The Zulu man shouted, stopped, kissed my hand, turned to the gathering crowd, and all looked to me for my response.
I kissed the Zulu hand, fixing the proud, old, derelict, decaying, once-strong miner in my gaze. He shouted even louder.
Time to get some idea of what was going on, as I didn’t really have a clue. I asked Zanele what I had done to make the Zulu angry.
“No, no. He is very pleased. A white man, and a visitor to South Africa, has set foot in the Dobe camp for the first time. You looked a Zulu in the eye, you kissed his hand. He is happy you are his equal, a Zulu in spirit and welcome to his home.”
The explanation left me relieved; if this was him happy, I’d hate to see him in a temper. And it kind of made me an honorary Zulu.
I was invited inside their hut: brick walls, unlined, unplastered. It must be an icebox in winter, I thought. A kind woman was cooking for a group of eight men who were tucking into a thick maize broth in what looked like a plastic oversized pint glass. The “broth” was fermented alcohol, the maize potently packed with intoxicating juice. The Zulu men were getting wasted, to waste away another day. What else though was there to do on their endlessly open agenda?
I was offered a taste. Sidney drank first. I looked to see if he would immediately fall over and die. No, he was still alive. I had to follow, out of politeness or respect or sheer foolhardiness.
Man! It tasted like no drink I have ever suffered, and it was best described as rough. A sip was all I could tolerate, to the great amusement of the Zulu men.
We shook hands, they told me their European names, and all smiled as they asked to have their picture taken with me.
“Show them how we live,” said one who called himself Charles. The sadness in his eyes will live with me forever.
“But they do not want to pay rent.” Sidney’s attitude towards the Dobe Zulus was one of exasperation.
A man made alterations to clothes, patching, shortening, shaping for an umpteenth reworking of a garment. He worked in the shadow of decrepit buildings with shops staffed by shopkeepers who smiled at their strange visitor from a foreign TV channel.

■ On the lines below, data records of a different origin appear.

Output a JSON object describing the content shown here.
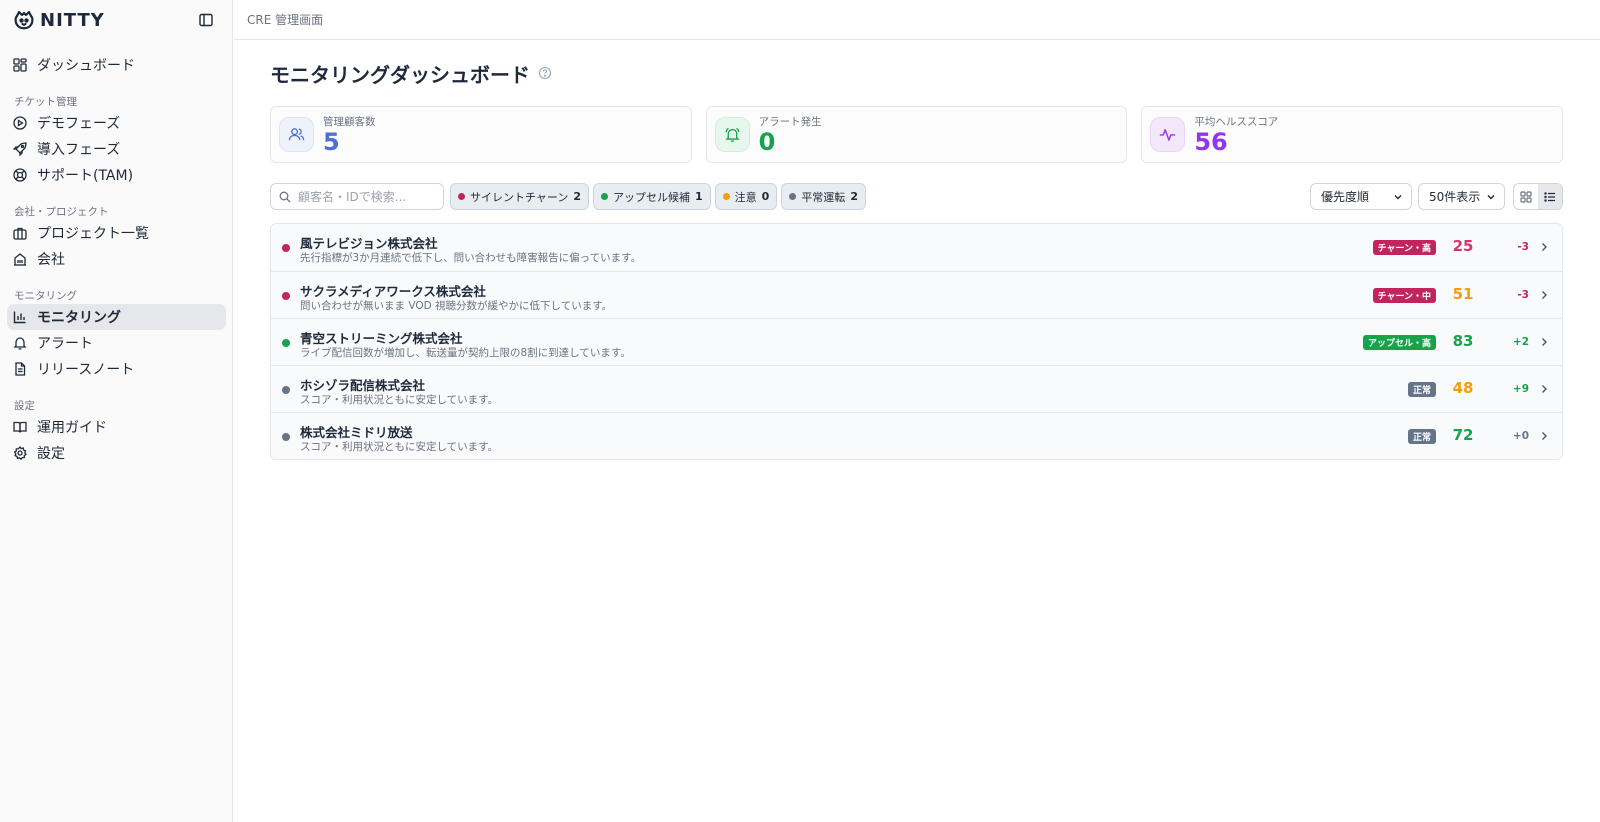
{
  "app": {
    "brand": "NITTY",
    "breadcrumb": "CRE 管理画面"
  },
  "sidebar": {
    "top_item": {
      "label": "ダッシュボード",
      "icon": "dashboard-grid-icon"
    },
    "sections": [
      {
        "title": "チケット管理",
        "items": [
          {
            "label": "デモフェーズ",
            "icon": "play-circle-icon"
          },
          {
            "label": "導入フェーズ",
            "icon": "rocket-icon"
          },
          {
            "label": "サポート(TAM)",
            "icon": "lifebuoy-icon"
          }
        ]
      },
      {
        "title": "会社・プロジェクト",
        "items": [
          {
            "label": "プロジェクト一覧",
            "icon": "briefcase-icon"
          },
          {
            "label": "会社",
            "icon": "building-icon"
          }
        ]
      },
      {
        "title": "モニタリング",
        "items": [
          {
            "label": "モニタリング",
            "icon": "bar-chart-icon",
            "active": true
          },
          {
            "label": "アラート",
            "icon": "bell-icon"
          },
          {
            "label": "リリースノート",
            "icon": "file-text-icon"
          }
        ]
      },
      {
        "title": "設定",
        "items": [
          {
            "label": "運用ガイド",
            "icon": "book-icon"
          },
          {
            "label": "設定",
            "icon": "gear-icon"
          }
        ]
      }
    ]
  },
  "page": {
    "title": "モニタリングダッシュボード"
  },
  "stats": [
    {
      "label": "管理顧客数",
      "value": "5",
      "color": "#4f6fd8",
      "bg": "#eef2fb",
      "icon": "users-icon"
    },
    {
      "label": "アラート発生",
      "value": "0",
      "color": "#16a34a",
      "bg": "#e8f7ee",
      "icon": "bell-ring-icon"
    },
    {
      "label": "平均ヘルススコア",
      "value": "56",
      "color": "#9333ea",
      "bg": "#f3e8fb",
      "icon": "activity-icon"
    }
  ],
  "toolbar": {
    "search_placeholder": "顧客名・IDで検索...",
    "chips": [
      {
        "label": "サイレントチャーン",
        "count": "2",
        "color": "#c2255c"
      },
      {
        "label": "アップセル候補",
        "count": "1",
        "color": "#16a34a"
      },
      {
        "label": "注意",
        "count": "0",
        "color": "#f59e0b"
      },
      {
        "label": "平常運転",
        "count": "2",
        "color": "#64748b"
      }
    ],
    "sort_value": "優先度順",
    "count_value": "50件表示"
  },
  "customers": [
    {
      "name": "風テレビジョン株式会社",
      "desc": "先行指標が3か月連続で低下し、問い合わせも障害報告に偏っています。",
      "badge": "チャーン・高",
      "badge_color": "#c2255c",
      "score": "25",
      "score_color": "#d6336c",
      "delta": "-3",
      "delta_color": "#c2255c",
      "dot_color": "#c2255c"
    },
    {
      "name": "サクラメディアワークス株式会社",
      "desc": "問い合わせが無いまま VOD 視聴分数が緩やかに低下しています。",
      "badge": "チャーン・中",
      "badge_color": "#c2255c",
      "score": "51",
      "score_color": "#f59e0b",
      "delta": "-3",
      "delta_color": "#c2255c",
      "dot_color": "#c2255c"
    },
    {
      "name": "青空ストリーミング株式会社",
      "desc": "ライブ配信回数が増加し、転送量が契約上限の8割に到達しています。",
      "badge": "アップセル・高",
      "badge_color": "#16a34a",
      "score": "83",
      "score_color": "#16a34a",
      "delta": "+2",
      "delta_color": "#16a34a",
      "dot_color": "#16a34a"
    },
    {
      "name": "ホシゾラ配信株式会社",
      "desc": "スコア・利用状況ともに安定しています。",
      "badge": "正常",
      "badge_color": "#64748b",
      "score": "48",
      "score_color": "#f59e0b",
      "delta": "+9",
      "delta_color": "#16a34a",
      "dot_color": "#64748b"
    },
    {
      "name": "株式会社ミドリ放送",
      "desc": "スコア・利用状況ともに安定しています。",
      "badge": "正常",
      "badge_color": "#64748b",
      "score": "72",
      "score_color": "#16a34a",
      "delta": "+0",
      "delta_color": "#64748b",
      "dot_color": "#64748b"
    }
  ]
}
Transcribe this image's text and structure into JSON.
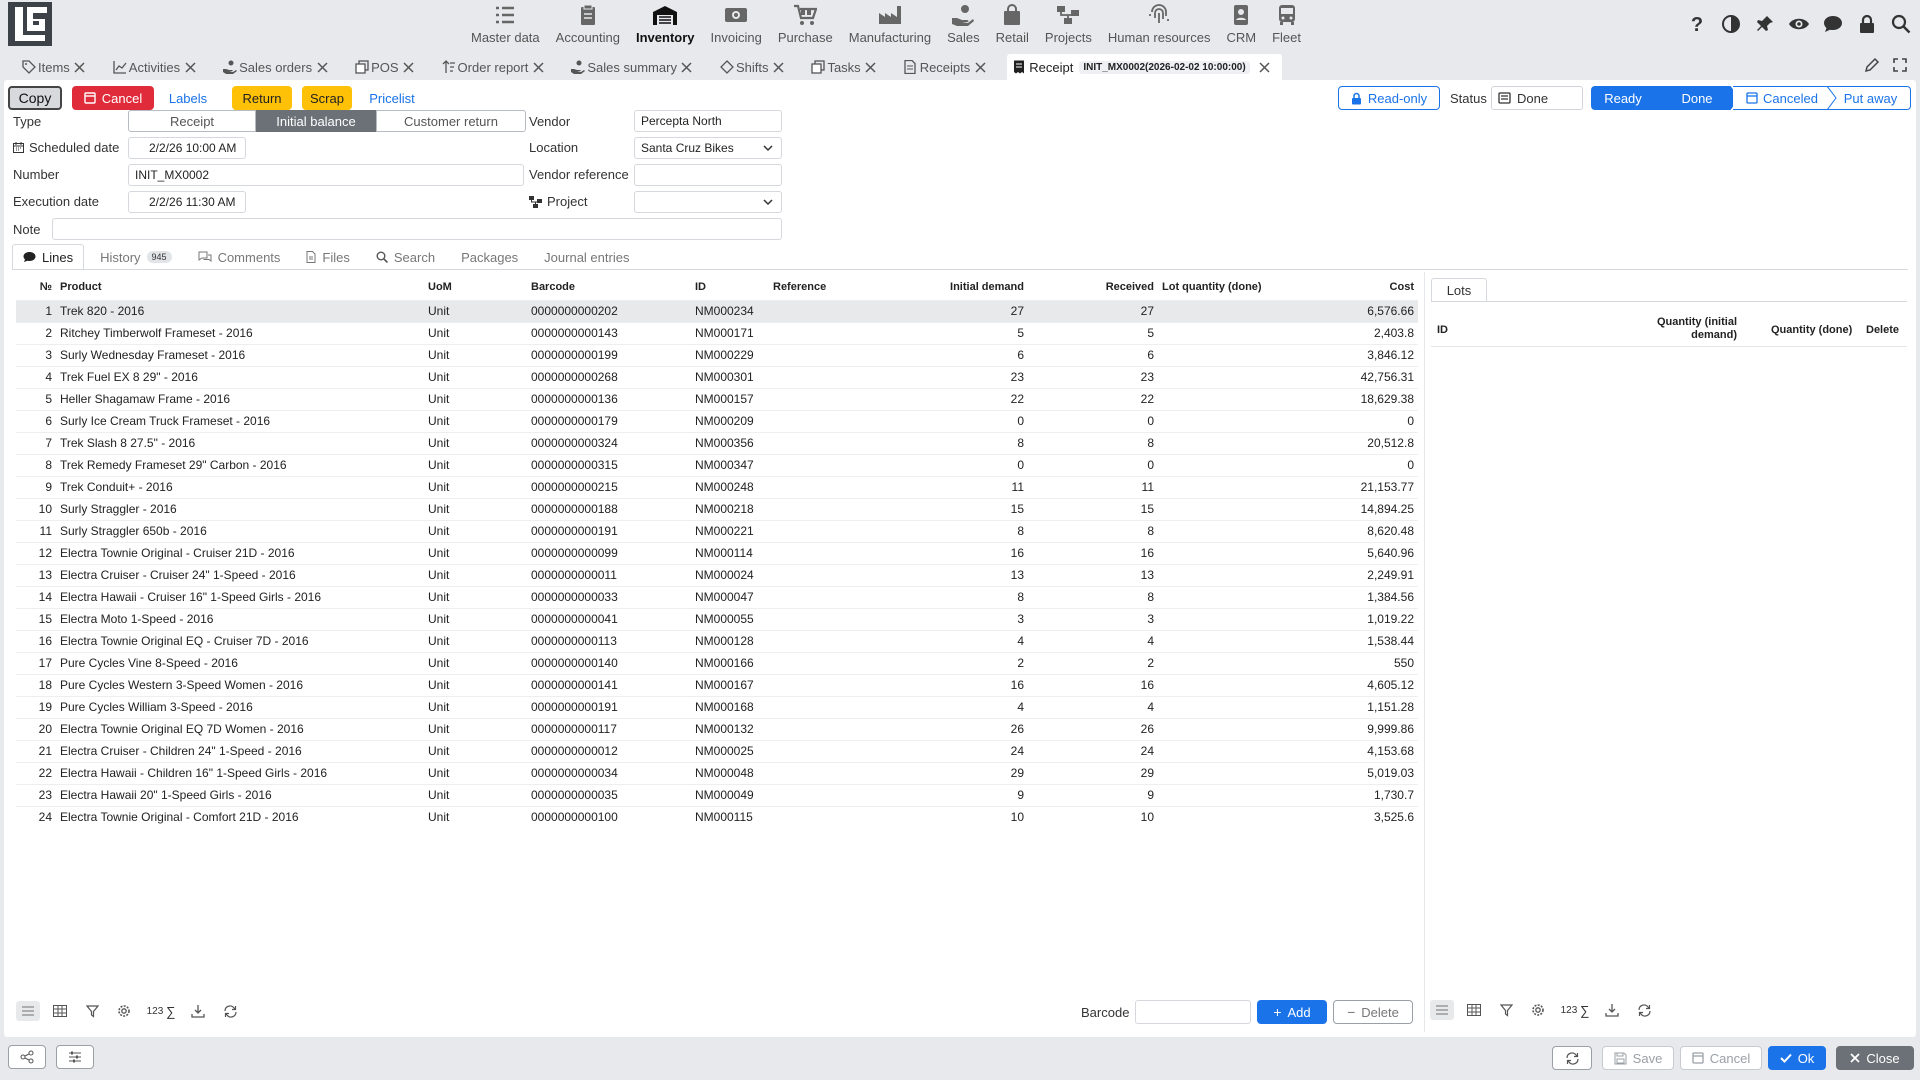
{
  "modules": [
    {
      "label": "Master data",
      "icon": "list-icon",
      "active": false
    },
    {
      "label": "Accounting",
      "icon": "clipboard-icon",
      "active": false
    },
    {
      "label": "Inventory",
      "icon": "warehouse-icon",
      "active": true
    },
    {
      "label": "Invoicing",
      "icon": "money-icon",
      "active": false
    },
    {
      "label": "Purchase",
      "icon": "cart-icon",
      "active": false
    },
    {
      "label": "Manufacturing",
      "icon": "factory-icon",
      "active": false
    },
    {
      "label": "Sales",
      "icon": "hand-coin-icon",
      "active": false
    },
    {
      "label": "Retail",
      "icon": "bag-icon",
      "active": false
    },
    {
      "label": "Projects",
      "icon": "sitemap-icon",
      "active": false
    },
    {
      "label": "Human resources",
      "icon": "fingerprint-icon",
      "active": false
    },
    {
      "label": "CRM",
      "icon": "contact-icon",
      "active": false
    },
    {
      "label": "Fleet",
      "icon": "bus-icon",
      "active": false
    }
  ],
  "tabs": [
    {
      "label": "Items",
      "icon": "tag-icon"
    },
    {
      "label": "Activities",
      "icon": "chart-icon"
    },
    {
      "label": "Sales orders",
      "icon": "hand-icon"
    },
    {
      "label": "POS",
      "icon": "copy-icon"
    },
    {
      "label": "Order report",
      "icon": "sort-icon"
    },
    {
      "label": "Sales summary",
      "icon": "hand-icon"
    },
    {
      "label": "Shifts",
      "icon": "diamond-icon"
    },
    {
      "label": "Tasks",
      "icon": "copy-icon"
    },
    {
      "label": "Receipts",
      "icon": "doc-icon"
    }
  ],
  "active_tab": {
    "label": "Receipt",
    "badge": "INIT_MX0002(2026-02-02 10:00:00)"
  },
  "toolbar": {
    "copy": "Copy",
    "cancel": "Cancel",
    "labels": "Labels",
    "return": "Return",
    "scrap": "Scrap",
    "pricelist": "Pricelist",
    "readonly": "Read-only",
    "status_label": "Status",
    "status_value": "Done"
  },
  "flow": {
    "ready": "Ready",
    "done": "Done",
    "canceled": "Canceled",
    "put_away": "Put away"
  },
  "form": {
    "type_label": "Type",
    "type_options": [
      "Receipt",
      "Initial balance",
      "Customer return"
    ],
    "scheduled_label": "Scheduled date",
    "scheduled_value": "2/2/26 10:00 AM",
    "number_label": "Number",
    "number_value": "INIT_MX0002",
    "execution_label": "Execution date",
    "execution_value": "2/2/26 11:30 AM",
    "note_label": "Note",
    "note_value": "",
    "vendor_label": "Vendor",
    "vendor_value": "Percepta North",
    "location_label": "Location",
    "location_value": "Santa Cruz Bikes",
    "vendor_ref_label": "Vendor reference",
    "vendor_ref_value": "",
    "project_label": "Project",
    "project_value": ""
  },
  "subtabs": {
    "lines": "Lines",
    "history": "History",
    "history_count": "945",
    "comments": "Comments",
    "files": "Files",
    "search": "Search",
    "packages": "Packages",
    "journal": "Journal entries"
  },
  "columns": {
    "no": "№",
    "product": "Product",
    "uom": "UoM",
    "barcode": "Barcode",
    "id": "ID",
    "reference": "Reference",
    "initial_demand": "Initial demand",
    "received": "Received",
    "lot_qty": "Lot quantity (done)",
    "cost": "Cost"
  },
  "rows": [
    [
      "1",
      "Trek 820 - 2016",
      "Unit",
      "0000000000202",
      "NM000234",
      "",
      "27",
      "27",
      "",
      "6,576.66"
    ],
    [
      "2",
      "Ritchey Timberwolf Frameset - 2016",
      "Unit",
      "0000000000143",
      "NM000171",
      "",
      "5",
      "5",
      "",
      "2,403.8"
    ],
    [
      "3",
      "Surly Wednesday Frameset - 2016",
      "Unit",
      "0000000000199",
      "NM000229",
      "",
      "6",
      "6",
      "",
      "3,846.12"
    ],
    [
      "4",
      "Trek Fuel EX 8 29\" - 2016",
      "Unit",
      "0000000000268",
      "NM000301",
      "",
      "23",
      "23",
      "",
      "42,756.31"
    ],
    [
      "5",
      "Heller Shagamaw Frame - 2016",
      "Unit",
      "0000000000136",
      "NM000157",
      "",
      "22",
      "22",
      "",
      "18,629.38"
    ],
    [
      "6",
      "Surly Ice Cream Truck Frameset - 2016",
      "Unit",
      "0000000000179",
      "NM000209",
      "",
      "0",
      "0",
      "",
      "0"
    ],
    [
      "7",
      "Trek Slash 8 27.5\" - 2016",
      "Unit",
      "0000000000324",
      "NM000356",
      "",
      "8",
      "8",
      "",
      "20,512.8"
    ],
    [
      "8",
      "Trek Remedy Frameset 29\" Carbon - 2016",
      "Unit",
      "0000000000315",
      "NM000347",
      "",
      "0",
      "0",
      "",
      "0"
    ],
    [
      "9",
      "Trek Conduit+ - 2016",
      "Unit",
      "0000000000215",
      "NM000248",
      "",
      "11",
      "11",
      "",
      "21,153.77"
    ],
    [
      "10",
      "Surly Straggler - 2016",
      "Unit",
      "0000000000188",
      "NM000218",
      "",
      "15",
      "15",
      "",
      "14,894.25"
    ],
    [
      "11",
      "Surly Straggler 650b - 2016",
      "Unit",
      "0000000000191",
      "NM000221",
      "",
      "8",
      "8",
      "",
      "8,620.48"
    ],
    [
      "12",
      "Electra Townie Original - Cruiser 21D - 2016",
      "Unit",
      "0000000000099",
      "NM000114",
      "",
      "16",
      "16",
      "",
      "5,640.96"
    ],
    [
      "13",
      "Electra Cruiser - Cruiser 24\" 1-Speed - 2016",
      "Unit",
      "0000000000011",
      "NM000024",
      "",
      "13",
      "13",
      "",
      "2,249.91"
    ],
    [
      "14",
      "Electra Hawaii - Cruiser 16\" 1-Speed Girls - 2016",
      "Unit",
      "0000000000033",
      "NM000047",
      "",
      "8",
      "8",
      "",
      "1,384.56"
    ],
    [
      "15",
      "Electra Moto 1-Speed - 2016",
      "Unit",
      "0000000000041",
      "NM000055",
      "",
      "3",
      "3",
      "",
      "1,019.22"
    ],
    [
      "16",
      "Electra Townie Original EQ - Cruiser 7D - 2016",
      "Unit",
      "0000000000113",
      "NM000128",
      "",
      "4",
      "4",
      "",
      "1,538.44"
    ],
    [
      "17",
      "Pure Cycles Vine 8-Speed - 2016",
      "Unit",
      "0000000000140",
      "NM000166",
      "",
      "2",
      "2",
      "",
      "550"
    ],
    [
      "18",
      "Pure Cycles Western 3-Speed Women - 2016",
      "Unit",
      "0000000000141",
      "NM000167",
      "",
      "16",
      "16",
      "",
      "4,605.12"
    ],
    [
      "19",
      "Pure Cycles William 3-Speed - 2016",
      "Unit",
      "0000000000191",
      "NM000168",
      "",
      "4",
      "4",
      "",
      "1,151.28"
    ],
    [
      "20",
      "Electra Townie Original EQ 7D Women - 2016",
      "Unit",
      "0000000000117",
      "NM000132",
      "",
      "26",
      "26",
      "",
      "9,999.86"
    ],
    [
      "21",
      "Electra Cruiser - Children 24\" 1-Speed - 2016",
      "Unit",
      "0000000000012",
      "NM000025",
      "",
      "24",
      "24",
      "",
      "4,153.68"
    ],
    [
      "22",
      "Electra Hawaii - Children 16\" 1-Speed Girls - 2016",
      "Unit",
      "0000000000034",
      "NM000048",
      "",
      "29",
      "29",
      "",
      "5,019.03"
    ],
    [
      "23",
      "Electra Hawaii 20\" 1-Speed Girls - 2016",
      "Unit",
      "0000000000035",
      "NM000049",
      "",
      "9",
      "9",
      "",
      "1,730.7"
    ],
    [
      "24",
      "Electra Townie Original - Comfort 21D - 2016",
      "Unit",
      "0000000000100",
      "NM000115",
      "",
      "10",
      "10",
      "",
      "3,525.6"
    ]
  ],
  "grid_footer": {
    "count_label": "123",
    "barcode_label": "Barcode",
    "add": "Add",
    "delete": "Delete"
  },
  "lots": {
    "tab": "Lots",
    "id": "ID",
    "qty_initial": "Quantity (initial demand)",
    "qty_done": "Quantity (done)",
    "delete": "Delete",
    "count_label": "123"
  },
  "bottom": {
    "save": "Save",
    "cancel": "Cancel",
    "ok": "Ok",
    "close": "Close"
  },
  "colors": {
    "accent": "#1a73e8",
    "danger": "#e02b3a",
    "warning": "#ffc107",
    "dark": "#6b7177"
  }
}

Home of pirates and the Mandelas
We pulled away from the Zulu camp and headed towards Orlando, home of the famous football team, the Pirates, and to Soweto’s first family, the Mandelas.
Orlando is as close to gentrification as Soweto seems to have. Streets have been relaid perfectly.
The Mandelas’ original family house is now a museum. A Mandela Family Restaurant does business on the other side of the street. The house has actually been rebuilt; it was burned down while Nelson Mandela was in prison and his second wife, Winnie, was banned from the area by the apartheid government.
Zanele and Sidney want me to see a place special to them. The nearby memorial to Hector Peterson — a 13-year-old boy killed by police gunfire at a school protest in Soweto — is a moving place. His killing was a moment that shook the world into realisation of the horror of the regime in South Africa, of how black Africans were being mistreated.
Read Part 4
Date created : 2010-08-10